Free to celebrate myth
December 26, 2010 by Bill
“To do some little thing in the spirit of love is to live in the spirit of Jesus. To so live is all that is required to be a Christian,” wrote Albert Schweitzer, that giant biblical and religious scholar. In his classic, The Quest for the Historical Jesus, Schweitzer also observed that, “Jesus never claimed to be anything that the church has claimed for him.” And so it is. Around the simple figure of Jesus, the church built an elaborate “Christ” mythology encrusted layer on top of crusted layer with themes common to the Near East: virgin birth, savior god, resurrected hero, divine son, holy trinities – all mythological themes well-known to the authors of biblical literature.
At our beautiful Christmas Eve candlelight services we will remember that myth and metaphor can be celebrated as well as historical and factual events. It is as Joseph Campbell wrote, “The primary function of mythology is to express a sense of awe before the mystery of being; the mystery of existence.” And so it is. When George Santayana was the Chairman of the Department of Philosophy at Harvard University, he wrote that he had totally rejected Roman Catholic dogma as a young man. He never again took part in any of their rituals, but one: the midnight candlelight mass on Christmas Eve. Even knowing that it was a celebration of one of the great myths of humankind, it still “fed his spirit,” he wrote.
Christianity is not a set of doctrines and creeds about Jesus that must be believed, even though absurd when metaphor is misread as dogma. Authentic Christianity is a way of living daily life, of doing little things in the spirit of love. It is that simple. It is that profound. It is that difficult. Nothing is easier than “believing.” Nothing is more difficult than living love. If Jesus would come back today he would find it repugnant, or laughable, to find people passionately denying evolution or abortion or classic literature or the humanities, thinking that is what made them “Christian.” He would discover people frantically debating church-made (man-made) doctrines of trinity, atonement, or some vaguely incomprehensible nonsense they have labeled “original sin.” Jesus would find it comical to see people thinking that believing these man-made opinions is what made them “Christian.” He would tell them again that living as a Christian requires nothing more than living a daily life “doing some little thing in the spirit of love.” And he would tell them again, even as he told the legalistic Pharisees of his own day, “You strain out gnats and swallow camels.”
In this Christmas season, let us look past the “Christ” mythology to the simple and basic theme of the Jew of Galilee named Jesus, who along with many other great spirits have wanted only to point us again toward the mystery.

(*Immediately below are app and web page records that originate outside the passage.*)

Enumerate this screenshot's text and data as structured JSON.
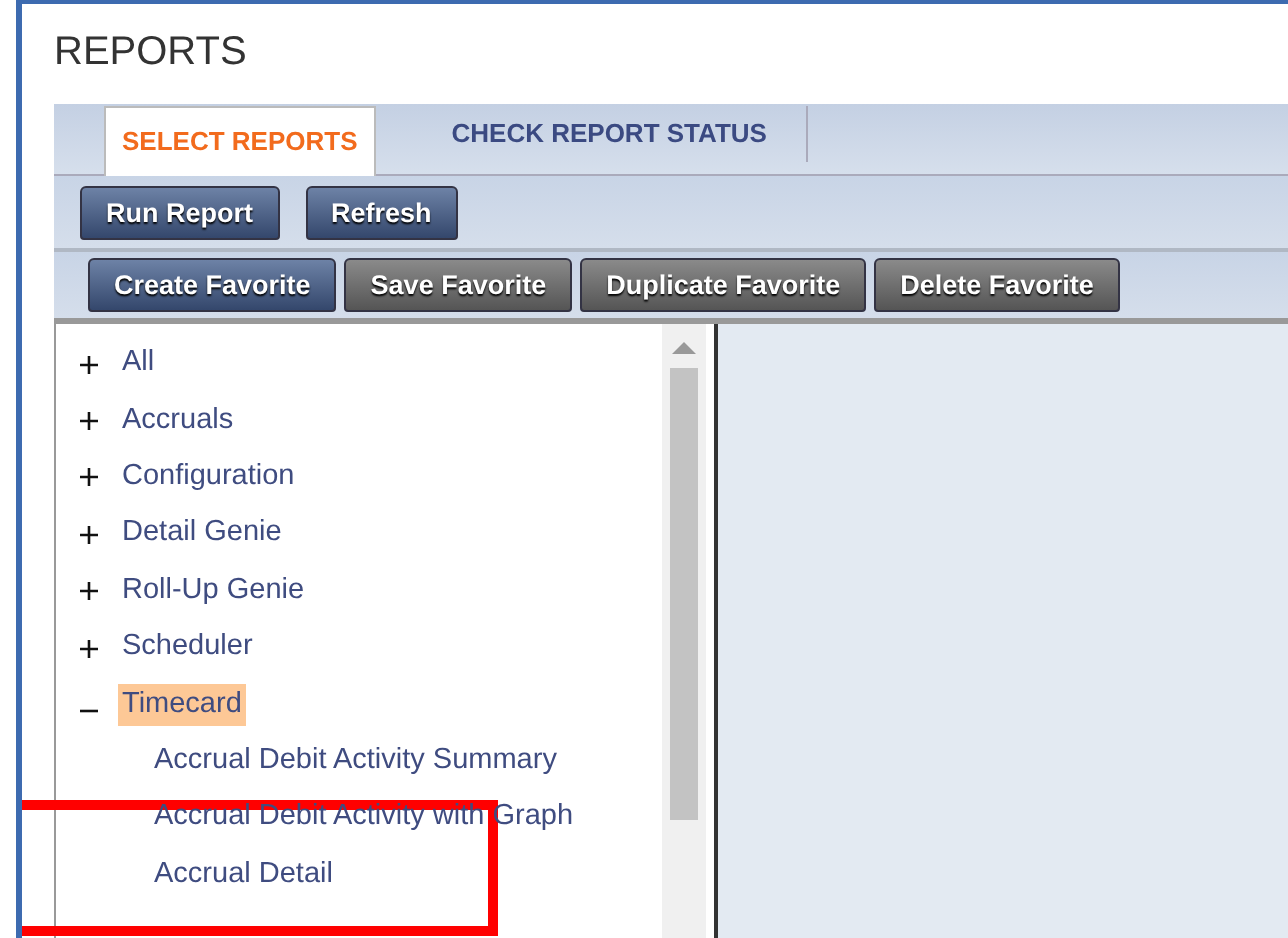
{
  "page": {
    "title": "REPORTS"
  },
  "tabs": [
    {
      "label": "SELECT REPORTS",
      "selected": true
    },
    {
      "label": "CHECK REPORT STATUS",
      "selected": false
    }
  ],
  "actions": [
    {
      "label": "Run Report"
    },
    {
      "label": "Refresh"
    }
  ],
  "favorite_buttons": [
    {
      "label": "Create Favorite",
      "kind": "primary"
    },
    {
      "label": "Save Favorite",
      "kind": "secondary"
    },
    {
      "label": "Duplicate Favorite",
      "kind": "secondary"
    },
    {
      "label": "Delete Favorite",
      "kind": "secondary"
    }
  ],
  "tree": [
    {
      "label": "All",
      "expanded": false,
      "selected": false
    },
    {
      "label": "Accruals",
      "expanded": false,
      "selected": false
    },
    {
      "label": "Configuration",
      "expanded": false,
      "selected": false
    },
    {
      "label": "Detail Genie",
      "expanded": false,
      "selected": false
    },
    {
      "label": "Roll-Up Genie",
      "expanded": false,
      "selected": false
    },
    {
      "label": "Scheduler",
      "expanded": false,
      "selected": false
    },
    {
      "label": "Timecard",
      "expanded": true,
      "selected": true,
      "children": [
        {
          "label": "Accrual Debit Activity Summary",
          "selected": false
        },
        {
          "label": "Accrual Debit Activity with Graph",
          "selected": false
        },
        {
          "label": "Accrual Detail",
          "selected": false
        }
      ]
    }
  ]
}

Let us peel back the centuries of layers on top of layers of “official” man-made doctrines and return once again to the source.

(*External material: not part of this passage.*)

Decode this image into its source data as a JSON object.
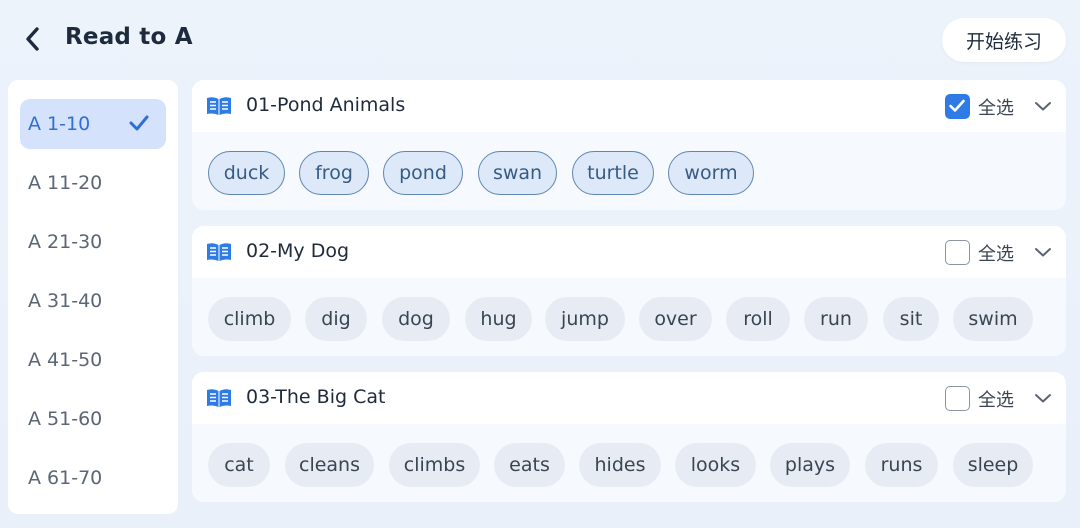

Albert Schweitzer said it well, “The historical Jesus moves us by his subordination to his God, and in this he stands out as far greater than the Christ created by dogma and myth.”

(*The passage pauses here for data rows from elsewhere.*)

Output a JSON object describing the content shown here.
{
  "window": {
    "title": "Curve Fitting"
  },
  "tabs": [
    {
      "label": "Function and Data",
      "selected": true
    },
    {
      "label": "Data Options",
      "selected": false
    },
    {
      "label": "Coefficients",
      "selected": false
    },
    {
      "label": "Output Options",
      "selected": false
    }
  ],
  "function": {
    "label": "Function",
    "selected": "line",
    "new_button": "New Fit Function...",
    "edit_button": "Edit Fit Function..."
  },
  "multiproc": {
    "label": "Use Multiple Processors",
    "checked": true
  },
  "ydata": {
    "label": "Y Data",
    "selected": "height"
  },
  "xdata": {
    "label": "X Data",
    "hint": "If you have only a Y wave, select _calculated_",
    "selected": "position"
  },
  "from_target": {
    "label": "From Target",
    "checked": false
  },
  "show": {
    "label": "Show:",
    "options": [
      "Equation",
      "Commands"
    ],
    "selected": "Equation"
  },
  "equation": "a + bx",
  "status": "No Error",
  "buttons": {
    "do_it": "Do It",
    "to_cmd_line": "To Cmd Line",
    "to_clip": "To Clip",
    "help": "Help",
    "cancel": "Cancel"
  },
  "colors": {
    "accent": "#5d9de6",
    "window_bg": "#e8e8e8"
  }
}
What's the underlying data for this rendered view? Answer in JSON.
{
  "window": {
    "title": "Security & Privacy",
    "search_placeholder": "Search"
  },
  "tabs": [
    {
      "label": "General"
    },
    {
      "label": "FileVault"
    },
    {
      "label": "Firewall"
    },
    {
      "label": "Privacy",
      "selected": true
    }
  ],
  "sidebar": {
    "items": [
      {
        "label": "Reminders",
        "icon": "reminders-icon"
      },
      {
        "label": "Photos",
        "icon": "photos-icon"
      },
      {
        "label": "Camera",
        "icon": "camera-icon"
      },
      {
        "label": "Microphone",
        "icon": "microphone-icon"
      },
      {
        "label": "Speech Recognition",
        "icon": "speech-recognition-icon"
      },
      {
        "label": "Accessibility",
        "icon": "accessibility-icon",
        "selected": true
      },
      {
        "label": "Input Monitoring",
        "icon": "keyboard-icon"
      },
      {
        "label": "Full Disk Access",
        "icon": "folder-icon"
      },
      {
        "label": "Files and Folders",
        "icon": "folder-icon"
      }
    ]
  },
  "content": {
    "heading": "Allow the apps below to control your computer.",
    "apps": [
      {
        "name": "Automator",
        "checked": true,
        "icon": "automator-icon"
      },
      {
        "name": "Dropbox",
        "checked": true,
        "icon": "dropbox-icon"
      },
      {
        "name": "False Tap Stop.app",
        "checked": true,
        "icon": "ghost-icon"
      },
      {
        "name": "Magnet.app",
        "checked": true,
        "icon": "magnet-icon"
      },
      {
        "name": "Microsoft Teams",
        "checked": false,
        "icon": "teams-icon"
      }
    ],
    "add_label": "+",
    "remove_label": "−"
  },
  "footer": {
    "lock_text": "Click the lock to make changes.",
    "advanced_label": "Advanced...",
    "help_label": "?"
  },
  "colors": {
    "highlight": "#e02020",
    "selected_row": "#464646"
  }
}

If this Christmas Eve points our lives again in the direction of the source, the holy and the mystery, then this night will not have come and gone in vain.